Higher Education

the green interview

In English, fall is the season of the job search, culminating in the frenzy that is the MLA conference at the end of December. This year it’s in San Francisco. Many attend to present at the conference, but thousands more attend for the conference’s real purpose: job interviews. Though I couldn’t tell you the names of the conferences, I’m guessing that most other disciplines have similar practices.

There is undoubtedly a significant expense of interviewing institutions and interviewees in undertaking all this travel. The conference call phone interview has long been an alternative. In the past I did a few of these. I can understand why they are less than ideal.

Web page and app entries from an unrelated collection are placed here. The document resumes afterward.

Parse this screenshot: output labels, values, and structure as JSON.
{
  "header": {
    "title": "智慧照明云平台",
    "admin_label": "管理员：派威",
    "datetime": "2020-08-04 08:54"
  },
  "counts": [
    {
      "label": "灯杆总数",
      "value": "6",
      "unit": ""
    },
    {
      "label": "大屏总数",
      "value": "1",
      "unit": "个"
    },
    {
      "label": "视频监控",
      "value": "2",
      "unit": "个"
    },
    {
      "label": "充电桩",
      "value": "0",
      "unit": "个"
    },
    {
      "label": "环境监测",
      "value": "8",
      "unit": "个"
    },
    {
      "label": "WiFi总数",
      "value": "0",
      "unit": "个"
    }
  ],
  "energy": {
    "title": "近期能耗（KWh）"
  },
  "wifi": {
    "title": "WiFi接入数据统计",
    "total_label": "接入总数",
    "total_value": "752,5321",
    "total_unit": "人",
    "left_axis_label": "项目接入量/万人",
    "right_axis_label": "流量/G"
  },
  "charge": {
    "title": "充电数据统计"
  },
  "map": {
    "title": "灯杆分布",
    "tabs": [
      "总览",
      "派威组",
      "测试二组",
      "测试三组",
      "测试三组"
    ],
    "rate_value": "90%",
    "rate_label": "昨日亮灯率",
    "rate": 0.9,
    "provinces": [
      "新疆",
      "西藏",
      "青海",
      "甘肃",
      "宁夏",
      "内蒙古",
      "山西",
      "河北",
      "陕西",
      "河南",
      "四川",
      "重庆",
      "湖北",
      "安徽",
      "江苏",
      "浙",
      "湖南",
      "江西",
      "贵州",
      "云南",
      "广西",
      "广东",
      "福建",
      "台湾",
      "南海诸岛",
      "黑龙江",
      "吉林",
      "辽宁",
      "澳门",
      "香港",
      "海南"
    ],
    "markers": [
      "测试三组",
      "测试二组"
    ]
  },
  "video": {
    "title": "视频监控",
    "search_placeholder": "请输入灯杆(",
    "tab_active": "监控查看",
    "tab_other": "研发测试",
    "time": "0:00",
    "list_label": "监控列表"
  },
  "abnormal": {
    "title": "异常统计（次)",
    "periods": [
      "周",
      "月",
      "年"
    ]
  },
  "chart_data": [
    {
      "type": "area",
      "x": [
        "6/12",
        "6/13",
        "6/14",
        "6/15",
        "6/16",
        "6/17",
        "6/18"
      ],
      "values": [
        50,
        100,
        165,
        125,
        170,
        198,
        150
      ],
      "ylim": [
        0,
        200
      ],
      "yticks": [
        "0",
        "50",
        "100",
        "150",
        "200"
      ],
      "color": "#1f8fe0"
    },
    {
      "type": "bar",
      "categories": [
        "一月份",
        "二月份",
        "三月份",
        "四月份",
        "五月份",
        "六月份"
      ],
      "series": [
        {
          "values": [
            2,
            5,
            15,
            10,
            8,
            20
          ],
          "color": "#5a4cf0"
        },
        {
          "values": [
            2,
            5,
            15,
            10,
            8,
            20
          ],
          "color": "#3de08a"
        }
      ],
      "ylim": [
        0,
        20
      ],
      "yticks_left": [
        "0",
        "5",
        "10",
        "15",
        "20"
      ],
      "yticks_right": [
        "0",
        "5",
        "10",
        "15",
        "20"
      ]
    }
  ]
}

It’s hard to get a sense of a person over the phone. Of course you can’t get much of a sense of someone from 30 minutes in a hotel room either, but there is something to the embodied sense you get from physical proximity.

Nowadays, it’s fairly easy to conduct a video conference online between two or three sites. Maybe it’s not as good as face to face, but it’s probably better than a phone interview. However, given our concerns over the campus carbon footprint, I think this might be something to consider.

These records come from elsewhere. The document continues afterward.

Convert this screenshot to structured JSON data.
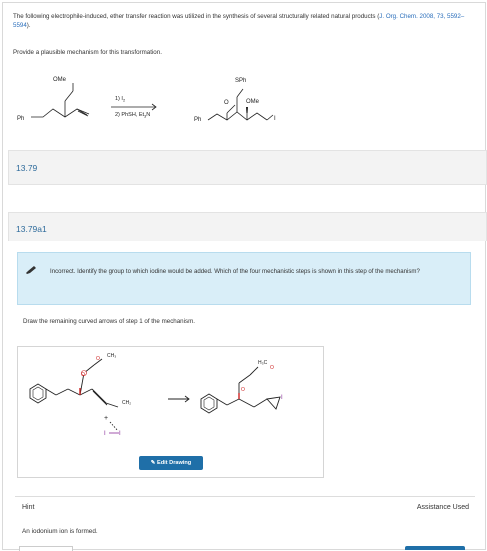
{
  "intro": {
    "text_before_link": "The following electrophile-induced, ether transfer reaction was utilized in the synthesis of several structurally related natural products (",
    "link_text": "J. Org. Chem. 2008, 73, 5592–5594",
    "text_after_link": ")."
  },
  "prompt": "Provide a plausible mechanism for this transformation.",
  "scheme": {
    "reactant_ome": "OMe",
    "reactant_ph": "Ph",
    "reagent_1": "1) I",
    "reagent_1_sub": "2",
    "reagent_2": "2) PhSH, Et",
    "reagent_2_sub": "3",
    "reagent_2_end": "N",
    "product_sph": "SPh",
    "product_o": "O",
    "product_ome": "OMe",
    "product_ph": "Ph",
    "product_i": "I"
  },
  "sections": {
    "problem_id": "13.79",
    "subproblem_id": "13.79a1"
  },
  "alert": {
    "icon": "pencil-icon",
    "text": "Incorrect. Identify the group to which iodine would be added. Which of the four mechanistic steps is shown in this step of the mechanism?"
  },
  "draw_instruction": "Draw the remaining curved arrows of step 1 of the mechanism.",
  "canvas": {
    "left_ch3": "CH₃",
    "left_ch2": "CH₂",
    "left_o": "O",
    "left_i_plus": "+",
    "left_i": "I",
    "right_h3c": "H₃C",
    "right_i": "I",
    "edit_button": "Edit Drawing",
    "edit_icon": "pencil-icon"
  },
  "hint": {
    "label": "Hint",
    "assistance": "Assistance Used",
    "text": "An iodonium ion is formed."
  },
  "colors": {
    "link": "#2a6ebb",
    "section_title": "#2e6b9b",
    "alert_bg": "#d9eef8",
    "button": "#1f6fa8",
    "oxygen_red": "#cc2222",
    "iodine_purple": "#8a2a9a"
  }
}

If the presidents of major universities could get together and say that they were going to conduct all their initial interviews, in every department, in this way, I think others would do so as well. After all, it would save them money! I just think about it from SUNY’s perspective of being able to say to Albany that they saved x dollars and reduced carbon emissions by y tons by instituting this policy.

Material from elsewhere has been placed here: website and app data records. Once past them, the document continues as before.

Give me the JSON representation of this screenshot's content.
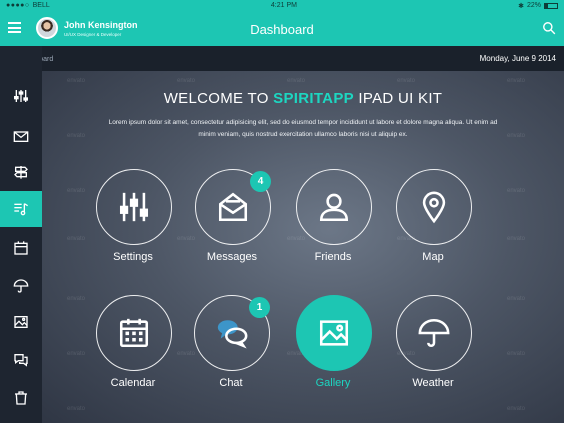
{
  "status_bar": {
    "carrier": "BELL",
    "time": "4:21 PM",
    "battery": "22%"
  },
  "header": {
    "user_name": "John Kensington",
    "user_role": "UI/UX Designer & Developer",
    "title": "Dashboard"
  },
  "breadcrumb": {
    "label": "Dashboard"
  },
  "date": "Monday, June 9 2014",
  "welcome": {
    "prefix": "WELCOME TO ",
    "accent": "SPIRITAPP",
    "suffix": " IPAD UI KIT",
    "body": "Lorem ipsum dolor sit amet, consectetur adipisicing elit, sed do eiusmod tempor incididunt ut labore et dolore magna aliqua. Ut enim ad minim veniam, quis nostrud exercitation ullamco laboris nisi ut aliquip ex."
  },
  "tiles": [
    {
      "label": "Settings",
      "icon": "sliders-icon"
    },
    {
      "label": "Messages",
      "icon": "envelope-icon",
      "badge": "4"
    },
    {
      "label": "Friends",
      "icon": "user-icon"
    },
    {
      "label": "Map",
      "icon": "map-pin-icon"
    },
    {
      "label": "Calendar",
      "icon": "calendar-icon"
    },
    {
      "label": "Chat",
      "icon": "chat-bubbles-icon",
      "badge": "1"
    },
    {
      "label": "Gallery",
      "icon": "image-icon",
      "active": true
    },
    {
      "label": "Weather",
      "icon": "umbrella-icon"
    }
  ],
  "sidebar": [
    "sliders-icon",
    "envelope-icon",
    "signpost-icon",
    "music-list-icon",
    "calendar-icon",
    "umbrella-icon",
    "image-icon",
    "chat-bubbles-icon",
    "trash-icon"
  ],
  "watermark_text": "envato",
  "colors": {
    "accent": "#1dc6b3",
    "sidebar": "#1e2530",
    "crumbbar": "#1a212b"
  }
}
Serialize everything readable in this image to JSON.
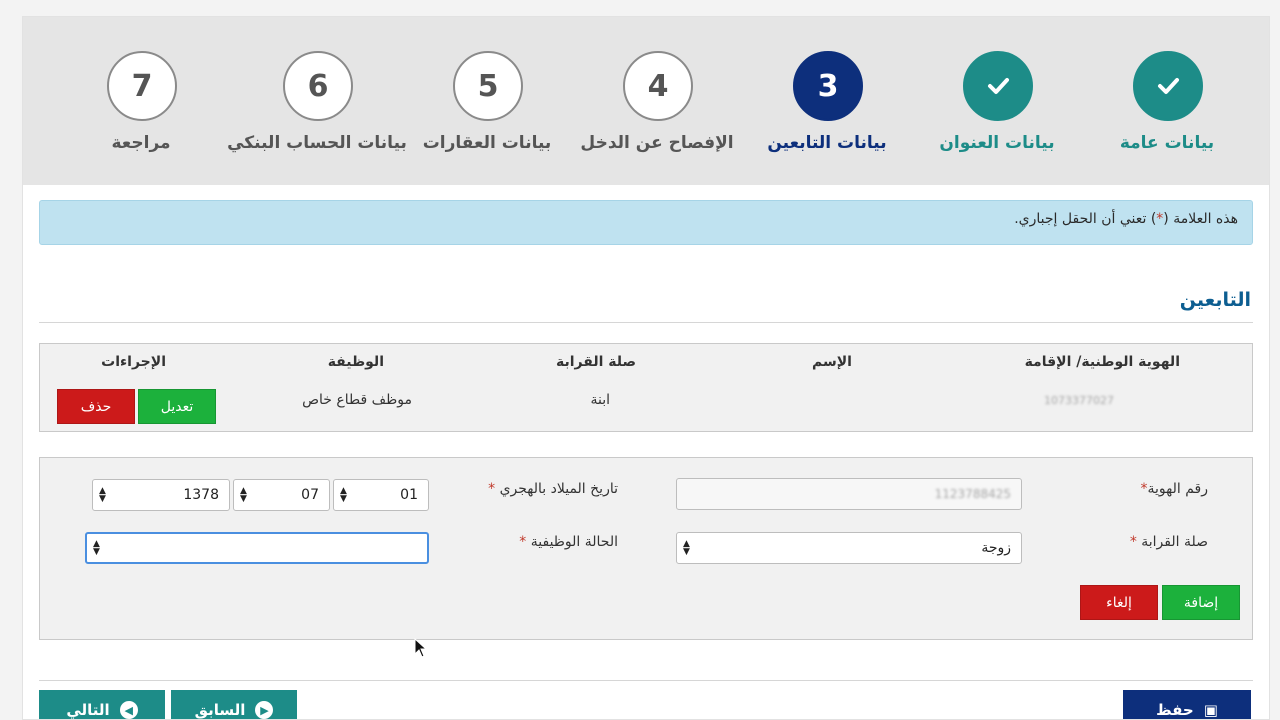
{
  "steps": [
    {
      "number": "",
      "label": "بيانات عامة",
      "state": "done",
      "icon": "check-icon"
    },
    {
      "number": "",
      "label": "بيانات العنوان",
      "state": "done",
      "icon": "check-icon"
    },
    {
      "number": "3",
      "label": "بيانات التابعين",
      "state": "active"
    },
    {
      "number": "4",
      "label": "الإفصاح عن الدخل",
      "state": "pending"
    },
    {
      "number": "5",
      "label": "بيانات العقارات",
      "state": "pending"
    },
    {
      "number": "6",
      "label": "بيانات الحساب البنكي",
      "state": "pending"
    },
    {
      "number": "7",
      "label": "مراجعة",
      "state": "pending"
    }
  ],
  "alert": {
    "before": "هذه العلامة (",
    "star": "*",
    "after": ") تعني أن الحقل إجباري."
  },
  "section_title": "التابعين",
  "table": {
    "headers": {
      "id": "الهوية الوطنية/ الإقامة",
      "name": "الإسم",
      "relation": "صلة القرابة",
      "job": "الوظيفة",
      "actions": "الإجراءات"
    },
    "rows": [
      {
        "id": "1073377027",
        "name": "",
        "relation": "ابنة",
        "job": "موظف قطاع خاص",
        "edit_label": "تعديل",
        "delete_label": "حذف"
      }
    ]
  },
  "form": {
    "id_label": "رقم الهوية",
    "id_value": "1123788425",
    "birth_label": "تاريخ الميلاد بالهجري",
    "birth_day": "01",
    "birth_month": "07",
    "birth_year": "1378",
    "relation_label": "صلة القرابة",
    "relation_value": "زوجة",
    "employment_label": "الحالة الوظيفية",
    "employment_value": "",
    "add_label": "إضافة",
    "cancel_label": "إلغاء",
    "required_mark": "*"
  },
  "footer": {
    "next_label": "التالي",
    "prev_label": "السابق",
    "save_label": "حفظ"
  },
  "colors": {
    "done": "#1d8c88",
    "active": "#0d2f7c",
    "green": "#1cb13c",
    "red": "#cc1a1a"
  }
}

Maybe there could even be some incentive to departments. For example, at Cortland we can only bring two candidates to campus. If we did online interviews instead of sending people to MLA, maybe we could bring in three. That would still save money and reduce emissions.